The "!" is well used to signify NOT or, from the time.conf man page[1] "anything but". The same information is also available from the docs for pam_time at kernel.org[2]. I'm currently using Ubuntu 7.04 and similar information is easily available in time.conf. Simply use less or cat to display the contents of the file: # was initially based heavily on that of the shadow package (shadow-960129). # # the syntax of the lines is as follows: # # services;ttys;users;times # # white space is ignored and lines maybe extended with '\\n' (escaped # newlines). As should be clear from reading these comments, # text following a '#' is ignored to the end of the line. # # the combination of individual users/terminals etc is a logic list # namely individual tokens that are optionally prefixed with '!' (logical # not) and separated with '&' (logical and) and '|' (logical or). # # services # is a logic list of PAM service names that the rule applies to. # # ttys # is a logic list of terminal names that this rule applies to. # # users # is a logic list of users to whom this rule applies. # # NB. For these items the simple wildcard '*' may be used only once. # # times # the format here is a logic list of day/time-range # entries the days are specified by a sequence of two character # entries, MoTuSa for example is Monday Tuesday and Saturday. Note # that repeated days are unset MoMo = no day, and MoWk = all weekdays # bar Monday. The two character combinations accepted are # # Mo Tu We Th Fr Sa Su Wk Wd Al # # the last two being week-end days and all 7 days of the week # respectively.

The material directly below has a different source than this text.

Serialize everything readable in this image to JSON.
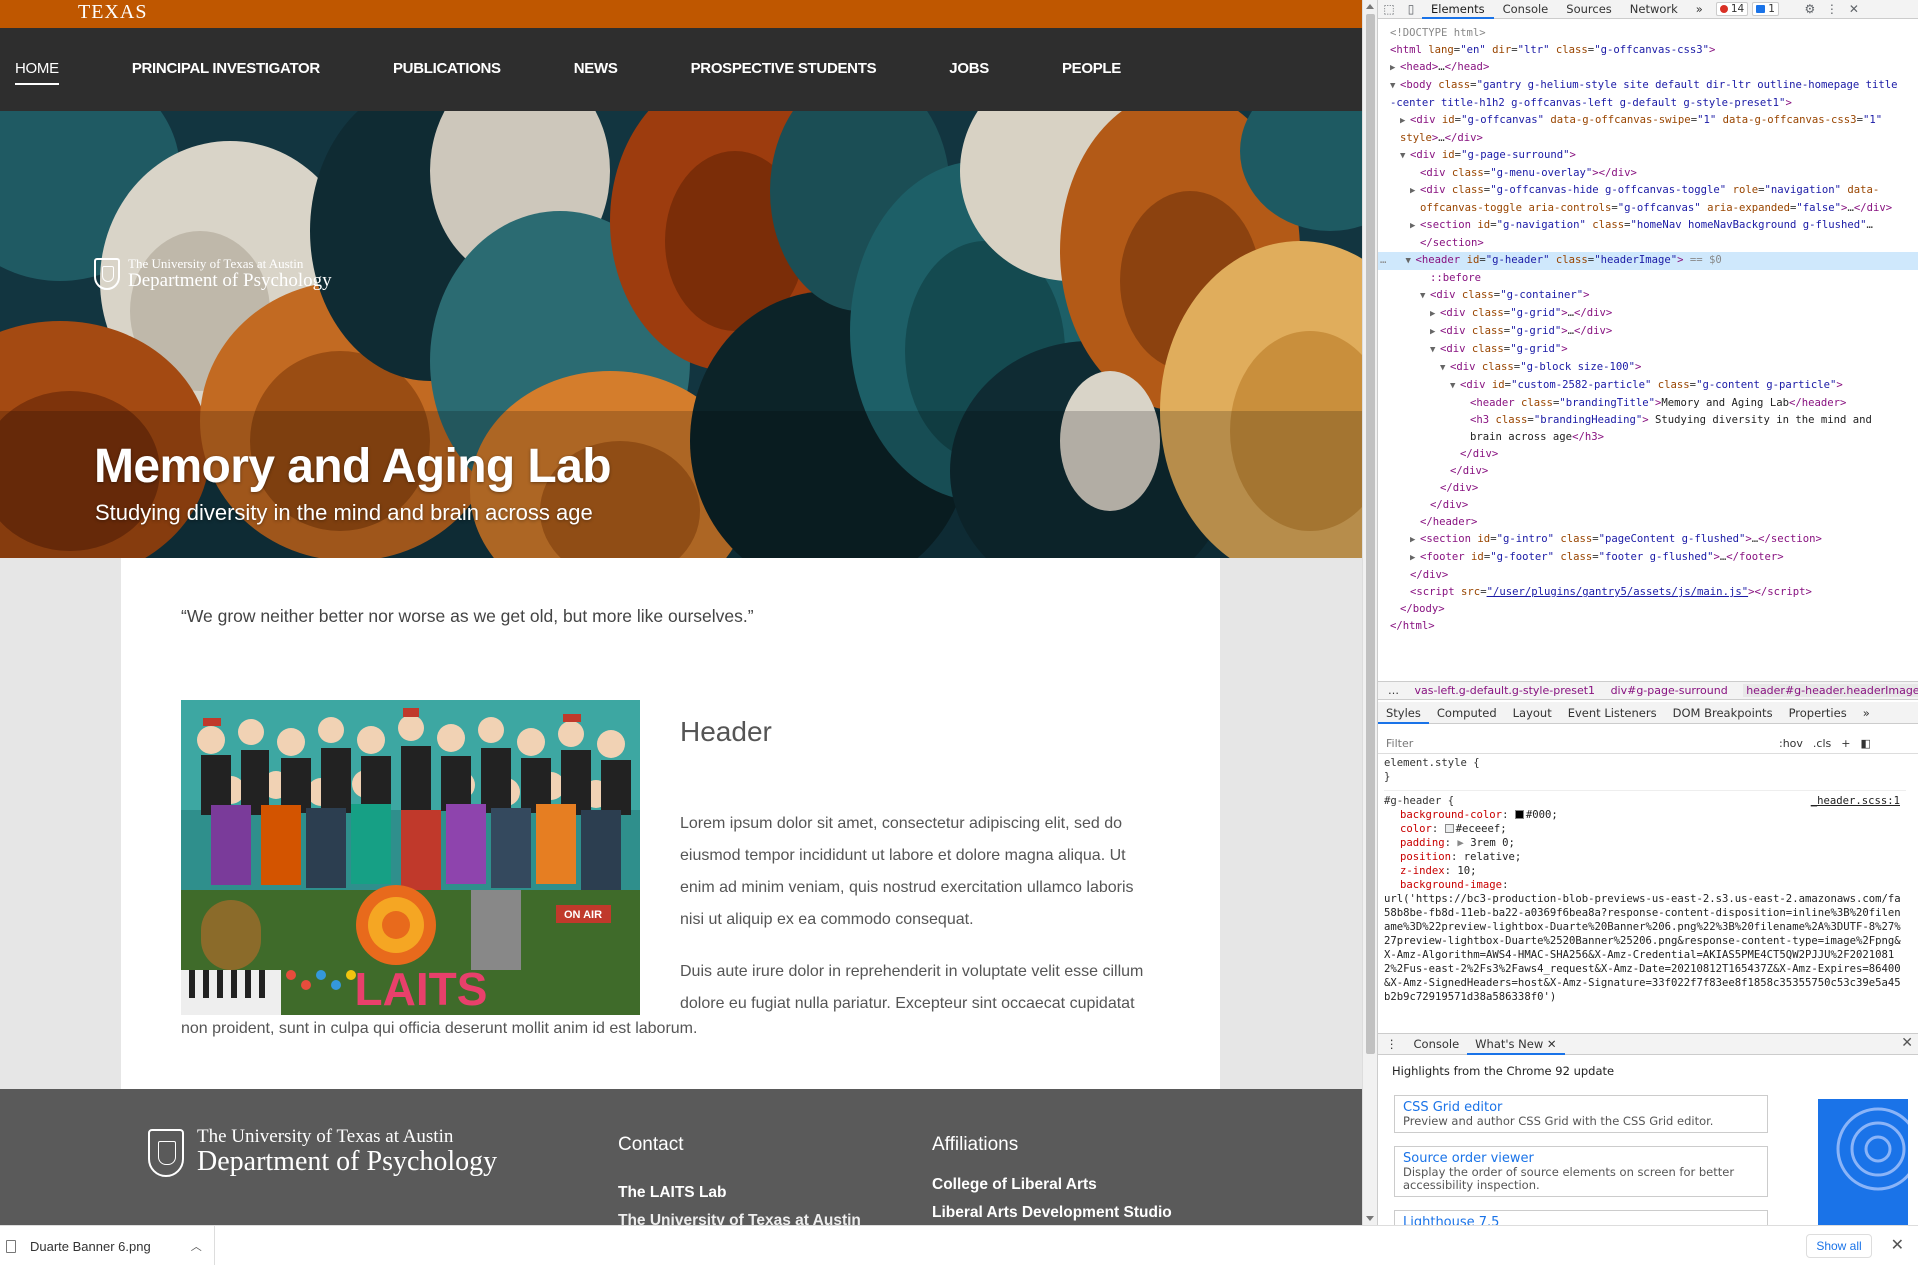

As a final example, AlFr means all days except Friday. # # each day/time-range can be prefixed with a '!' to indicate "anything # but" # # The time-range part is two 24-hour times HHMM separated by a hyphen # indicating the start and finish time (if the finish time is smaller # than the start time it is deemed to apply on the following day). # # for a rule to be active, ALL of service+ttys+users must be satisfied # by the applying process. # # # Here is a simple example: running blank on tty* (any ttyXXX device), # the users 'you' and 'me' are denied service all of the time # #blank;tty* & !ttyp*;you|me;!Al0000-2400 # Another silly example, user 'root' is denied xsh access # from pseudo terminals at the weekend and on mondays. #xsh;ttyp*;root;!WdMo0000-2400 # # End of example file. [1] http://linux.die.net/man/5/time.conf [2] http://www.kernel.org/pub/linux/libs/pam/Linux-PAM-html/sag-pam_time.html

Mike Mullins

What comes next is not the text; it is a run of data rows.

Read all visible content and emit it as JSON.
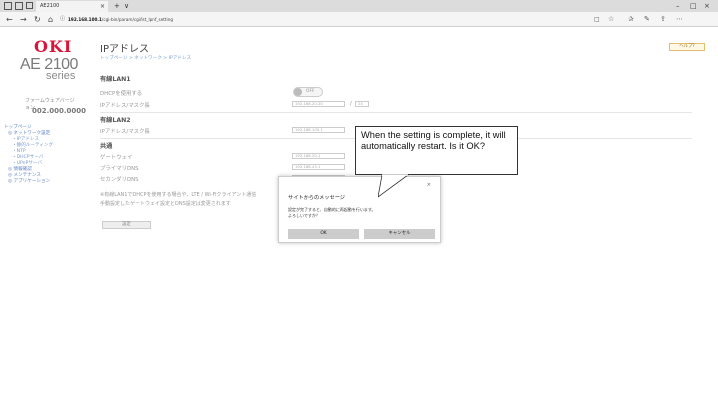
{
  "browser": {
    "tab_title": "AE2100",
    "tab_close": "×",
    "new_tab": "+",
    "tab_menu": "∨",
    "url_host": "192.168.100.1",
    "url_path": "/cgi-bin/param/cgi/lst_lpnf_setting",
    "nav_back": "←",
    "nav_forward": "→",
    "nav_refresh": "↻",
    "nav_home": "⌂",
    "win_min": "–",
    "win_max": "□",
    "win_close": "×"
  },
  "sidebar": {
    "logo": "OKI",
    "model": "AE 2100",
    "series": "series",
    "firmware_label": "ファームウェアバージョン",
    "firmware_version": "002.000.0000",
    "nav": [
      "トップページ",
      "◎ ネットワーク設定",
      "・IPアドレス",
      "・静的ルーティング",
      "・NTP",
      "・DHCPサーバ",
      "・UPnPサーバ",
      "◎ 情報確認",
      "◎ メンテナンス",
      "◎ アプリケーション"
    ]
  },
  "main": {
    "title": "IPアドレス",
    "breadcrumb": "トップページ > ネットワーク > IPアドレス",
    "help": "ヘルプ?",
    "lan1": {
      "title": "有線LAN1",
      "dhcp_label": "DHCPを使用する",
      "dhcp_state": "OFF",
      "ip_label": "IPアドレス/マスク長",
      "ip_value": "192.168.20.20",
      "mask_value": "24",
      "slash": "/"
    },
    "lan2": {
      "title": "有線LAN2",
      "ip_label": "IPアドレス/マスク長",
      "ip_value": "192.168.100.1"
    },
    "common": {
      "title": "共通",
      "gateway_label": "ゲートウェイ",
      "gateway_value": "192.168.20.1",
      "dns1_label": "プライマリDNS",
      "dns1_value": "192.168.43.1",
      "dns2_label": "セカンダリDNS"
    },
    "note1": "※有線LAN1でDHCPを使用する場合や、LTE / Wi-Fiクライアント通信",
    "note2": "手動設定したゲートウェイ設定とDNS設定は変更されます",
    "set_button": "設定"
  },
  "dialog": {
    "close": "×",
    "title": "サイトからのメッセージ",
    "message_line1": "設定が完了すると、自動的に再起動を行います。",
    "message_line2": "よろしいですか？",
    "ok": "OK",
    "cancel": "キャンセル"
  },
  "callout": {
    "text": "When the setting is complete, it will automatically restart. Is it OK?"
  },
  "colors": {
    "logo": "#d6173a",
    "nav_link": "#5a7fc4",
    "chrome": "#dcdcdc"
  }
}
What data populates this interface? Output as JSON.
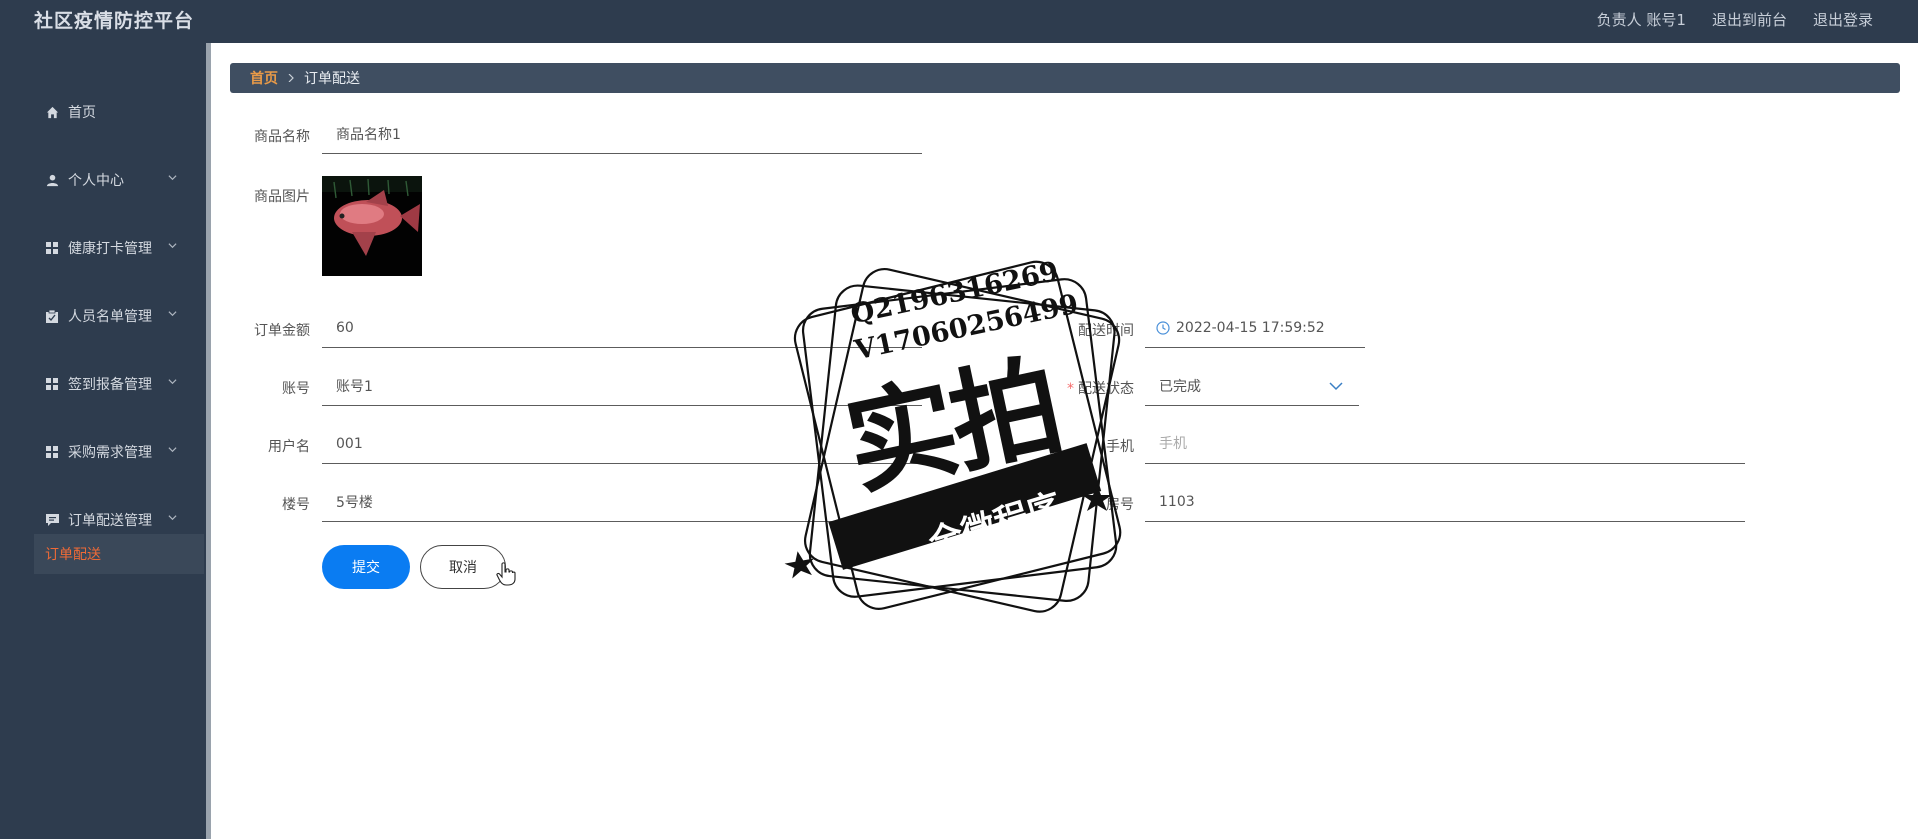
{
  "header": {
    "app_title": "社区疫情防控平台",
    "user_label": "负责人  账号1",
    "to_frontend": "退出到前台",
    "logout": "退出登录"
  },
  "sidebar": {
    "items": [
      {
        "label": "首页",
        "icon": "home-icon",
        "has_children": false
      },
      {
        "label": "个人中心",
        "icon": "user-icon",
        "has_children": true
      },
      {
        "label": "健康打卡管理",
        "icon": "grid-icon",
        "has_children": true
      },
      {
        "label": "人员名单管理",
        "icon": "clipboard-icon",
        "has_children": true
      },
      {
        "label": "签到报备管理",
        "icon": "grid-icon",
        "has_children": true
      },
      {
        "label": "采购需求管理",
        "icon": "grid-icon",
        "has_children": true
      },
      {
        "label": "订单配送管理",
        "icon": "chat-icon",
        "has_children": true
      }
    ],
    "active_sub": "订单配送"
  },
  "breadcrumb": {
    "home": "首页",
    "current": "订单配送"
  },
  "form": {
    "product_name_label": "商品名称",
    "product_name_value": "商品名称1",
    "product_image_label": "商品图片",
    "order_amount_label": "订单金额",
    "order_amount_value": "60",
    "delivery_time_label": "配送时间",
    "delivery_time_value": "2022-04-15 17:59:52",
    "account_label": "账号",
    "account_value": "账号1",
    "delivery_status_label": "配送状态",
    "delivery_status_value": "已完成",
    "username_label": "用户名",
    "username_value": "001",
    "phone_label": "手机",
    "phone_placeholder": "手机",
    "building_label": "楼号",
    "building_value": "5号楼",
    "room_label": "房号",
    "room_value": "1103",
    "submit_label": "提交",
    "cancel_label": "取消"
  },
  "watermark": {
    "line1": "Q2196316269",
    "line2": "V17060256499",
    "main": "实拍",
    "banner": "全微程序"
  },
  "colors": {
    "nav_bg": "#2e3c4e",
    "breadcrumb_bg": "#3f4e61",
    "accent_orange": "#ee6a37",
    "primary_blue": "#0a7cf2"
  }
}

Mike Mullins

ollie read the man page, it mirrors what's on the site.